DEFRA Secretary of State Owen Paterson has acknowledged the hard year which farming has had, citing the ongoing challenges of flooding, Schmallenberg, high feed costs and bovine TB.
When he arrived at the Oxford Farming Conference last week, he was greeted by a small number of farmers protesting against the abolition of the Agricultural Wages Board.
The key themes of his speech were farming's contribution to the economy, wider society and to the environment.
Referencing the way the British public got behind Team GB last summer, and echoing the NFU’s Farming Delivers campaign, he said: "By buying British, we boost the rural economy and enjoy some of the best quality produce in the world."
The Secretary of State was keen to highlight the positives by reassuring farmers that his government department was striving to put measures in place to create a structure for rural businesses to thrive.

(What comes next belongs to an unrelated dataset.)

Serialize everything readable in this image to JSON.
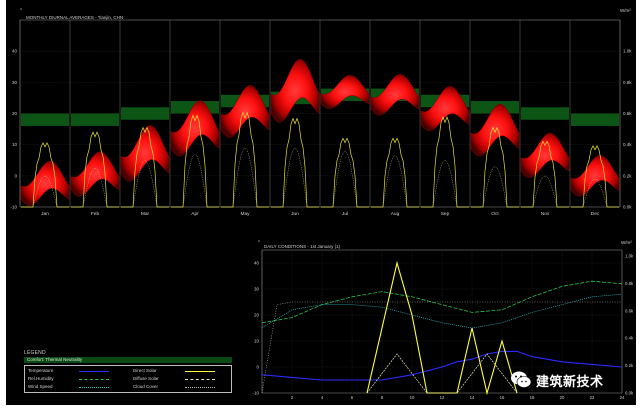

He said: "Farming in this country successfully produces food for 63.5m people and supports industries that add nearly £90m to the UK economy.
"We are investing £530m in superfast broadband for rural areas by 2015 and overseeing £150m programme to get mobile phone masts into rural areas.
“We are also investing more than £2.3bn in flood prevention."
Mr Paterson emphasised that the reduction of regulatory burden will continue, in line with the Farming Regulation Taskforce recommendations.
“I am determined that we should move towards a system of earned recognition,” he said.
British exports and the opportunities they afford now in the global marketplace should be seized, he said, adding: "British food is increasingly marketable abroad thanks to its excellent reputation. Russia has just lifted its ban on British beef and lamb exports, a deal potentially worth £80m over the next three years.
“China has also opened its doors to British pork, worth £50m a year."
On CAP reform, Mr Paterson made a commitment in his speech to attend all Agricultural Council meetings in person.
Other topics included putting a value on the environmental work farmers do, the ongoing GM debate and tackling bovine TB.
He thanked the NFU's leadership, staff and members for the huge amount of work they put in on the ground, despite the cull’s postponement at the eleventh hour.
In summing up, he reiterated the vital role farming plays in society.
He said: “We are determined to put in place the conditions that will enable the industry to capitalise on the very real opportunities.”